### ASSIGNMENT
Copy each line of the following data that contains "arrow".

### Page and application data records

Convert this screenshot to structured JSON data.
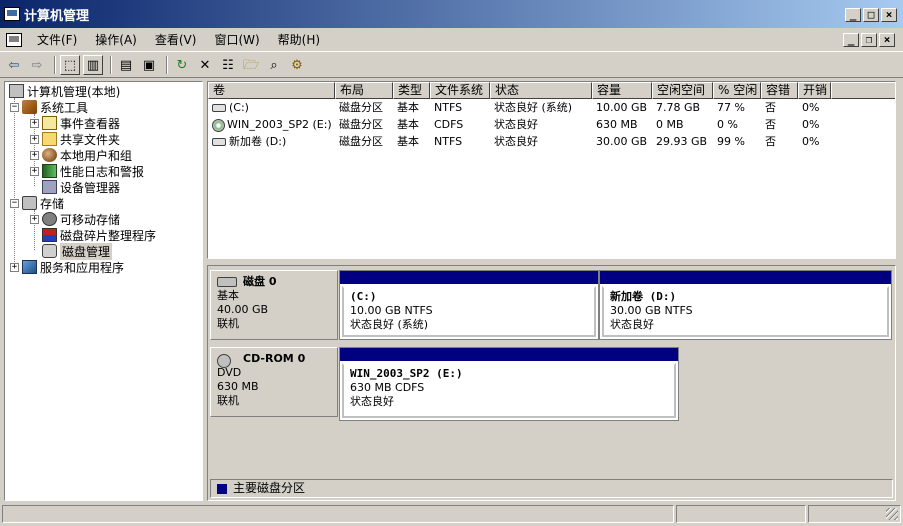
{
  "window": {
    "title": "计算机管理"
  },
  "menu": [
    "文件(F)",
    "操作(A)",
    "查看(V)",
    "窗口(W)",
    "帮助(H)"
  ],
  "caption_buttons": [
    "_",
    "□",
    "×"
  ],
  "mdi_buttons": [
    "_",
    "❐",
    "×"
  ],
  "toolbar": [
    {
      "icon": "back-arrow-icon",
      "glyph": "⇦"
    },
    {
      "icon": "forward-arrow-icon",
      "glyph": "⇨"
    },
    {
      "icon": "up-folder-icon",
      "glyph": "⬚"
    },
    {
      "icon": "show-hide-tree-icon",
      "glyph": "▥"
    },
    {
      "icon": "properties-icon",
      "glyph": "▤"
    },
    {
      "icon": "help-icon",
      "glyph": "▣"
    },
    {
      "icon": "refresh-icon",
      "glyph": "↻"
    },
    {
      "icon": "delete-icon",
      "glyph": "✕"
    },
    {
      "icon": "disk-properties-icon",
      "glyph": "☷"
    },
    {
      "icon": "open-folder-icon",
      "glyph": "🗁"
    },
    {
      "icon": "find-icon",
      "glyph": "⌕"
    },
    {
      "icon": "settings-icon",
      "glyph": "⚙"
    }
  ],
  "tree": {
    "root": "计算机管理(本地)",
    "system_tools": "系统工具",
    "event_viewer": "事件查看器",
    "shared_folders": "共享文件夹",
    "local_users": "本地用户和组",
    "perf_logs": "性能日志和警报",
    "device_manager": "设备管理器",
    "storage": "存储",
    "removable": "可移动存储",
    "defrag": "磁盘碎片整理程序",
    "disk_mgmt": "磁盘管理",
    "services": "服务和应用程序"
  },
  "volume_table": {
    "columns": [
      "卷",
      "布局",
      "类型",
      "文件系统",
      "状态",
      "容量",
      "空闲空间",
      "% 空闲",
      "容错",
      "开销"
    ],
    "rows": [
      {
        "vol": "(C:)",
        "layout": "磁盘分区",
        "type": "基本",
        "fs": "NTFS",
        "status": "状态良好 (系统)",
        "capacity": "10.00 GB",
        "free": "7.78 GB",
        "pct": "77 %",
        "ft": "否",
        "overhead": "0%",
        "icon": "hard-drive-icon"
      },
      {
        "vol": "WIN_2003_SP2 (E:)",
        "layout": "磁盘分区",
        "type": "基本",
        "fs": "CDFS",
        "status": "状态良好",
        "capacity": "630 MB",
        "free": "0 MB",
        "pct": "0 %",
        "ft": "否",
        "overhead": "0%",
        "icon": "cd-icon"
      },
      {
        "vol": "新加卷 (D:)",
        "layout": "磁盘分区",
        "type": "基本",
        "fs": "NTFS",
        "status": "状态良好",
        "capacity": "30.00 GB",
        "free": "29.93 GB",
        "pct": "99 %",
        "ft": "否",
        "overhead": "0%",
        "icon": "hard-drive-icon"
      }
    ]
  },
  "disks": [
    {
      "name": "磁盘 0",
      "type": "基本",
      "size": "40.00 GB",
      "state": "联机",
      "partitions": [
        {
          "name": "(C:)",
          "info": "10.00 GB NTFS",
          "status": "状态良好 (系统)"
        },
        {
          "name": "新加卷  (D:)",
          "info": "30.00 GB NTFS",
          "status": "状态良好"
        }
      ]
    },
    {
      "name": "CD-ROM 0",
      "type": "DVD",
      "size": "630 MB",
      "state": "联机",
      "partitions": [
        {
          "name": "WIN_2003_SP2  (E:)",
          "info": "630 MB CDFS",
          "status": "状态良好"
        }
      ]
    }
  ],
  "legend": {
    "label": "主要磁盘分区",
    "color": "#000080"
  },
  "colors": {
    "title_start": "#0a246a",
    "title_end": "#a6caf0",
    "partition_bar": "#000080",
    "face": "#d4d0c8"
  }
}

### RESPONSE
      "icon": "back-arrow-icon",
      "icon": "forward-arrow-icon",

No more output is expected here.